+++ EXTRACTED RECORDS +++

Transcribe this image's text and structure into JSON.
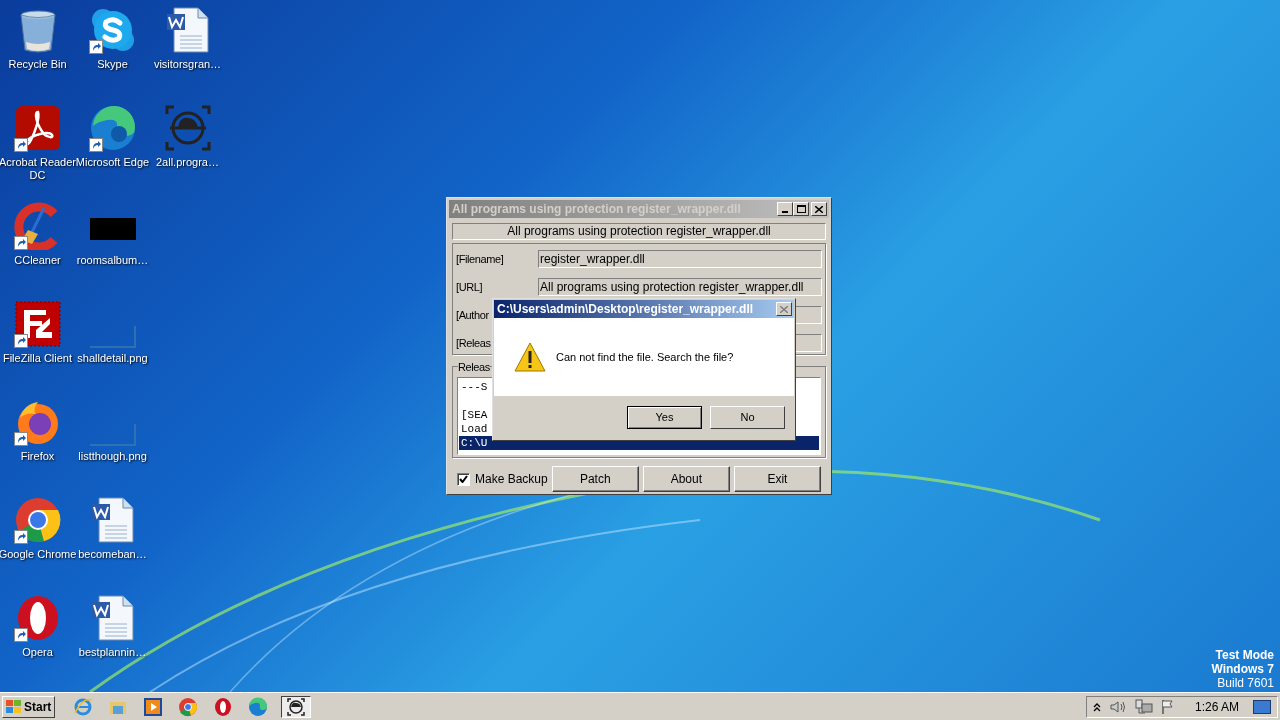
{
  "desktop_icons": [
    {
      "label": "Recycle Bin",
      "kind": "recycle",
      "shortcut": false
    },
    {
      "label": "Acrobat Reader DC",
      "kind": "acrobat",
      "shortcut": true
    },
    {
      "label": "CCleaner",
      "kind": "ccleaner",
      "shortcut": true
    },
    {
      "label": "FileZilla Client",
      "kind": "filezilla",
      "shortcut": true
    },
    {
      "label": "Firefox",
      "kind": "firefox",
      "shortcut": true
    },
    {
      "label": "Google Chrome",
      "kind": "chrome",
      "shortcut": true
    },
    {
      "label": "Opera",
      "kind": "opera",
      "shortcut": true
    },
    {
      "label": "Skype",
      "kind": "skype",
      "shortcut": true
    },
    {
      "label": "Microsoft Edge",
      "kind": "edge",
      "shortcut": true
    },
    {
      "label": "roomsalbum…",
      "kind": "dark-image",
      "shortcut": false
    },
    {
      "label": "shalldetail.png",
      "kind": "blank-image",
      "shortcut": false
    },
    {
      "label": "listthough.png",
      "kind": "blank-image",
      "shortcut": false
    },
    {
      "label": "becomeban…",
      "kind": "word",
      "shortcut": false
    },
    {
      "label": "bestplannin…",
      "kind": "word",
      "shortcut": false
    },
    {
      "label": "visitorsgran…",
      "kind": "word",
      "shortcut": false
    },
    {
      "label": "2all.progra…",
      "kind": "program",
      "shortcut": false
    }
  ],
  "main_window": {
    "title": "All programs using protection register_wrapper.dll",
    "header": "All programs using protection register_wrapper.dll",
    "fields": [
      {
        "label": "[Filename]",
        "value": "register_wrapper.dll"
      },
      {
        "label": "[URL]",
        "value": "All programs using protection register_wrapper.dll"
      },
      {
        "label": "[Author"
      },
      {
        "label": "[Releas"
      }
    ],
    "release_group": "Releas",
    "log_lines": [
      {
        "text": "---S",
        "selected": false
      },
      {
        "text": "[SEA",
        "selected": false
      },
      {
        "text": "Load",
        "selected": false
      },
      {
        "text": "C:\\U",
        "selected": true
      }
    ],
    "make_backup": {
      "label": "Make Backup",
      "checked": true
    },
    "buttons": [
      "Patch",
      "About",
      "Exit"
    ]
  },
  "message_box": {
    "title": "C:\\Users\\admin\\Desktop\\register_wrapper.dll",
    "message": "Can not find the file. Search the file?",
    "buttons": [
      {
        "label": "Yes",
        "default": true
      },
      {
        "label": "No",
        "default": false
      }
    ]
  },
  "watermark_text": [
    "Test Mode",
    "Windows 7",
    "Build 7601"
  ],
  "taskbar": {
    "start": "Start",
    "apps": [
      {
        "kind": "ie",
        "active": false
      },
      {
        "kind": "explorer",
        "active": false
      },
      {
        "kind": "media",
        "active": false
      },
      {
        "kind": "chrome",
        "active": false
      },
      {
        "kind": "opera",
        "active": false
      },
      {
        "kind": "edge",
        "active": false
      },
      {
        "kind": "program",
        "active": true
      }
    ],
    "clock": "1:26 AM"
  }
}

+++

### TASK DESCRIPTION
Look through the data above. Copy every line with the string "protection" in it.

### WRITTEN ANSWER
    "title": "All programs using protection register_wrapper.dll",
    "header": "All programs using protection register_wrapper.dll",
        "value": "All programs using protection register_wrapper.dll"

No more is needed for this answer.